WHAT THE EXERCISE ASKS: Every line with the string "screenshot" in it belongs in your answer, so copy them all from the data.

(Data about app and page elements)
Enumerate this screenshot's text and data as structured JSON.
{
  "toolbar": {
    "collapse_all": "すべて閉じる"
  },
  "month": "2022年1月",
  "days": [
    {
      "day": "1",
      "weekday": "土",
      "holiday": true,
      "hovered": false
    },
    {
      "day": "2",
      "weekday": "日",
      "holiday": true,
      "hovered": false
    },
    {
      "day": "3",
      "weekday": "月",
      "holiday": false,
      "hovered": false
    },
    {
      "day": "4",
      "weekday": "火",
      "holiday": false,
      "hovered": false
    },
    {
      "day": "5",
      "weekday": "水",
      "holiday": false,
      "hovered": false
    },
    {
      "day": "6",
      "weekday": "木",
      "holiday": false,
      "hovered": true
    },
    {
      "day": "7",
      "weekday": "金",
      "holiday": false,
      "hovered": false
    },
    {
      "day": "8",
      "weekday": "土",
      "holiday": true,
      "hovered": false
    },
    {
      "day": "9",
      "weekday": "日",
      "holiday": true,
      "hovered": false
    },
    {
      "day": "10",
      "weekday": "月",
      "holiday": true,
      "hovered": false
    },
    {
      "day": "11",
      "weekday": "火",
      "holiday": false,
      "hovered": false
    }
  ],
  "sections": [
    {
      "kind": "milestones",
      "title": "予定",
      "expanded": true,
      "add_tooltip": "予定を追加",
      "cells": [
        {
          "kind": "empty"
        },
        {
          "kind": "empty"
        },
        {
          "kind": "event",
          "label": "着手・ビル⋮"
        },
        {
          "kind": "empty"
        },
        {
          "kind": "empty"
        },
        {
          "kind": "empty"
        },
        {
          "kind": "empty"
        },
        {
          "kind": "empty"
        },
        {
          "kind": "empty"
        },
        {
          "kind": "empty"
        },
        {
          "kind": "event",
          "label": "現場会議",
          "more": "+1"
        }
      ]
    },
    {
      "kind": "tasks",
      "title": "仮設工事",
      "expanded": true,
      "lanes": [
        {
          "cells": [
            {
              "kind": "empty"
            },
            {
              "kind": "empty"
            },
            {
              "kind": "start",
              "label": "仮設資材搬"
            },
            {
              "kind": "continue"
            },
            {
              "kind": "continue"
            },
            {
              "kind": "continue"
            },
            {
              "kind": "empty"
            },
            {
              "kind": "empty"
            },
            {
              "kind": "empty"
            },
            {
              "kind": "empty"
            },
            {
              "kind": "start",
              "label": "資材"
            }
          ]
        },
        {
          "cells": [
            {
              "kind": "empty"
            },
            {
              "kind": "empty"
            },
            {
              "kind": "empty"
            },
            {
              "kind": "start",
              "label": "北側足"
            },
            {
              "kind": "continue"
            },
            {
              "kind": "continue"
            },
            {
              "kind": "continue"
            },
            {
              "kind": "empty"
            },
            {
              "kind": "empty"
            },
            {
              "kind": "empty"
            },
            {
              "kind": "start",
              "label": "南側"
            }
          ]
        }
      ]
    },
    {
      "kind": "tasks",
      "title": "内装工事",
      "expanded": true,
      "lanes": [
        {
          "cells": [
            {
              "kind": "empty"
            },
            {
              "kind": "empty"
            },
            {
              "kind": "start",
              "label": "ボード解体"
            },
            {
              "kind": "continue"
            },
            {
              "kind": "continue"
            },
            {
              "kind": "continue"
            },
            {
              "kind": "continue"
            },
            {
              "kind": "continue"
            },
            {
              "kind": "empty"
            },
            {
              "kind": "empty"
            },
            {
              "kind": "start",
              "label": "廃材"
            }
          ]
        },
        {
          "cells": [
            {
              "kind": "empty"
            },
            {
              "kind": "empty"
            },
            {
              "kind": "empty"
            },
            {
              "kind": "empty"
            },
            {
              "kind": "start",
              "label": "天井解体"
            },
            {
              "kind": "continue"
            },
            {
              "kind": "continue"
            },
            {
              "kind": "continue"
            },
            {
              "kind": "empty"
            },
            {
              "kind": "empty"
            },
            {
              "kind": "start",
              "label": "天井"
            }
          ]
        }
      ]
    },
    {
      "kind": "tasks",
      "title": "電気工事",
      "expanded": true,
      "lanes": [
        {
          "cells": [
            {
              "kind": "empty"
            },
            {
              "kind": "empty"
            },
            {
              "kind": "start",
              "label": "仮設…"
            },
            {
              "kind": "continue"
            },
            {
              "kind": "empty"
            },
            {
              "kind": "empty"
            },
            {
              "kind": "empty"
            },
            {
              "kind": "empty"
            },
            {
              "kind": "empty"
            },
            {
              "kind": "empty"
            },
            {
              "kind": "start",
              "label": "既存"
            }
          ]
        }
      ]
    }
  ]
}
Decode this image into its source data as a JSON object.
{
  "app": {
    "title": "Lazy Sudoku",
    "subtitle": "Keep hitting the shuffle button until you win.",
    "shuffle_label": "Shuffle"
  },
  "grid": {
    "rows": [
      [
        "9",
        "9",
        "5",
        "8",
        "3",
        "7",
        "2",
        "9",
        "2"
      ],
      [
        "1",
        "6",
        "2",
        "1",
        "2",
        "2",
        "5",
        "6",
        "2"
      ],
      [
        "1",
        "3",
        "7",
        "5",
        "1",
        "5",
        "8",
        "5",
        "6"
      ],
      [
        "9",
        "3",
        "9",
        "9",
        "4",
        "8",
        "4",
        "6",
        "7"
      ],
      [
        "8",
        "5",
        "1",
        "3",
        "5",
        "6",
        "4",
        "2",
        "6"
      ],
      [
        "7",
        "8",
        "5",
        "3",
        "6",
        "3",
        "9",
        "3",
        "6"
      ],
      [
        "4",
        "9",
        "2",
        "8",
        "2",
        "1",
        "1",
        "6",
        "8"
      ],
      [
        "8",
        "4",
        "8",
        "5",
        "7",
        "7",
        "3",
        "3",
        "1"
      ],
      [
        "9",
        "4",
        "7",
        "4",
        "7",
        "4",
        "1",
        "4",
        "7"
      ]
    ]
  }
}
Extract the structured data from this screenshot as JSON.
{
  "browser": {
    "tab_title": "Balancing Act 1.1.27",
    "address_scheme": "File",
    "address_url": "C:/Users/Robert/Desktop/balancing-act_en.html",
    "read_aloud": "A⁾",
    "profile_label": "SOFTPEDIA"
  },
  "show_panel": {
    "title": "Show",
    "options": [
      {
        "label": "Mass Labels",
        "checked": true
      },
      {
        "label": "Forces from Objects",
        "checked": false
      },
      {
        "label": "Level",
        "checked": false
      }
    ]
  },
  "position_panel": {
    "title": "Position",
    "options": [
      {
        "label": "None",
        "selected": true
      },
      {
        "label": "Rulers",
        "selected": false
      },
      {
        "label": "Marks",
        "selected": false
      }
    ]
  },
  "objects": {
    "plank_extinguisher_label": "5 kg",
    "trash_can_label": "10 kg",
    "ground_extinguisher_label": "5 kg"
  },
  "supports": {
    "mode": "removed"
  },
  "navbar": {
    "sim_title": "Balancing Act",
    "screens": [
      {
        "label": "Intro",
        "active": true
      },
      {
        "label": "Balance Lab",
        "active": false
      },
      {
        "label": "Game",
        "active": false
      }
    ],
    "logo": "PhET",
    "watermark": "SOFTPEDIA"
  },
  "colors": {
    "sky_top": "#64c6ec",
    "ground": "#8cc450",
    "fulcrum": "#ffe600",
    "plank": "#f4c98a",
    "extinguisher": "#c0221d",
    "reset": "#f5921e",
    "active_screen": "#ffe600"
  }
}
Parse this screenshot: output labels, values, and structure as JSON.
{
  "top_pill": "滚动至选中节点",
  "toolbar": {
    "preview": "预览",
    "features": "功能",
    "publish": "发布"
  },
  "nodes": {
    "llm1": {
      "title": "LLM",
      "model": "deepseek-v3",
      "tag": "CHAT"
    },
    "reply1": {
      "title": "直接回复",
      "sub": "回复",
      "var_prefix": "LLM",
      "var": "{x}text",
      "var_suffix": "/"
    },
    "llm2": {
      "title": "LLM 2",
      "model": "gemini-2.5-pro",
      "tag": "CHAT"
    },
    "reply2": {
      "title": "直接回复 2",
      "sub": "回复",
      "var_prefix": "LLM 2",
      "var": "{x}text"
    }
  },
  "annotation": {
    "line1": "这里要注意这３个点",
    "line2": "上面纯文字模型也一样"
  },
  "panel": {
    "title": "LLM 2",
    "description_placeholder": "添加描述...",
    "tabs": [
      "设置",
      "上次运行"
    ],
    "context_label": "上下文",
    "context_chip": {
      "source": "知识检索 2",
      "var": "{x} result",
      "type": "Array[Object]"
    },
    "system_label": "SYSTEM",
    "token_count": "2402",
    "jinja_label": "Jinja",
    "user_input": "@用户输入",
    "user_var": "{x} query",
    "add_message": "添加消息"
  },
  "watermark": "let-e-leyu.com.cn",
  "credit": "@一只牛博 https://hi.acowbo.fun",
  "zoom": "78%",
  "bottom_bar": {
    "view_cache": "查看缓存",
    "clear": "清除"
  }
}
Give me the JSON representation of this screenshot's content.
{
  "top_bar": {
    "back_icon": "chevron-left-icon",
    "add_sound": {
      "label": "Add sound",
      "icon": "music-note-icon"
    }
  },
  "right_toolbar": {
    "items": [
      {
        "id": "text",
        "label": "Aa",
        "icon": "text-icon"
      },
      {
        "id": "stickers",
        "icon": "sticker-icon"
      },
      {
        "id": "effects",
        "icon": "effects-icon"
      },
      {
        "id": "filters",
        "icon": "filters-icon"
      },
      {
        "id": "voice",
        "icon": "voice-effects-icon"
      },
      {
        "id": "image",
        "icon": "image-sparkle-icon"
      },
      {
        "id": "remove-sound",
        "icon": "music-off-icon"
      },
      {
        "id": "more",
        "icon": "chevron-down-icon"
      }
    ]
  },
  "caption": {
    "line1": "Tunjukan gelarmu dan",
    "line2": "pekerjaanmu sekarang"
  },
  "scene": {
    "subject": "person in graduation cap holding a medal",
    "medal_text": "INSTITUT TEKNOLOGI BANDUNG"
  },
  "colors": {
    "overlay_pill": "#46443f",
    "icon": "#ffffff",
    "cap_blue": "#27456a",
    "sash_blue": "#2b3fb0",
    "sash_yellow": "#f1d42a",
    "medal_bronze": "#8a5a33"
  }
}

WRITTEN SOLUTION:
Enumerate this screenshot's text and data as structured JSON.
Extract the structured data from this screenshot as JSON.
Parse this screenshot: output labels, values, and structure as JSON.
Give me the JSON representation of this screenshot's content.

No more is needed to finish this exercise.